Researchers have been too reticent to include pregnant women in clinical trials of vaccines, contends the working group behind the report. “Even for the vaccines we now recommend in pregnancy, pertussis and flu, the original trials did not include pregnant women,” says Carleigh Krubiner, a bioethicist at the Johns Hopkins Berman Institute of Bioethics in Baltimore, Maryland, who is part of the group, which was sponsored by the London-based Wellcome Trust. “This project is trying to be more proactive.”

The half-dozen Zika vaccine trials now taking place only enroll women of childbearing age who are on contraception or have a sterile male partner. That is appropriate, according to the risk/benefit analyses spelled out in the report, as these early studies assess only safety and basic immune responses.

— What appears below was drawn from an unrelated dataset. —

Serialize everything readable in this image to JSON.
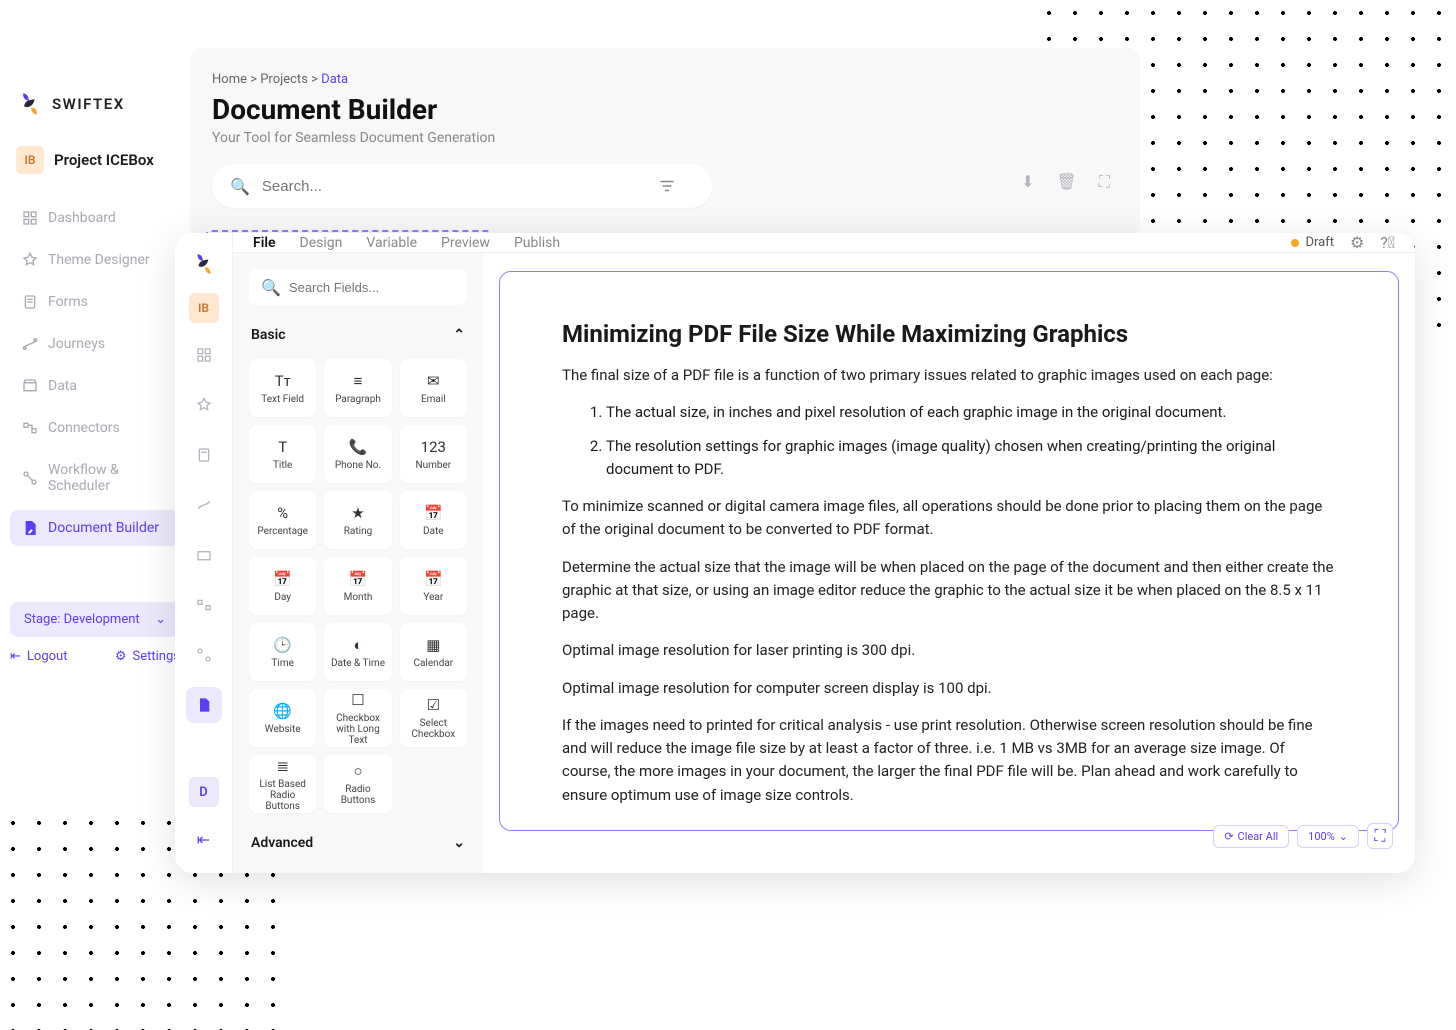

The views, opinions and positions expressed by these authors and blogs are theirs and do not necessarily represent that of the Bioethics Research Library and Kennedy Institute of Ethics or Georgetown University.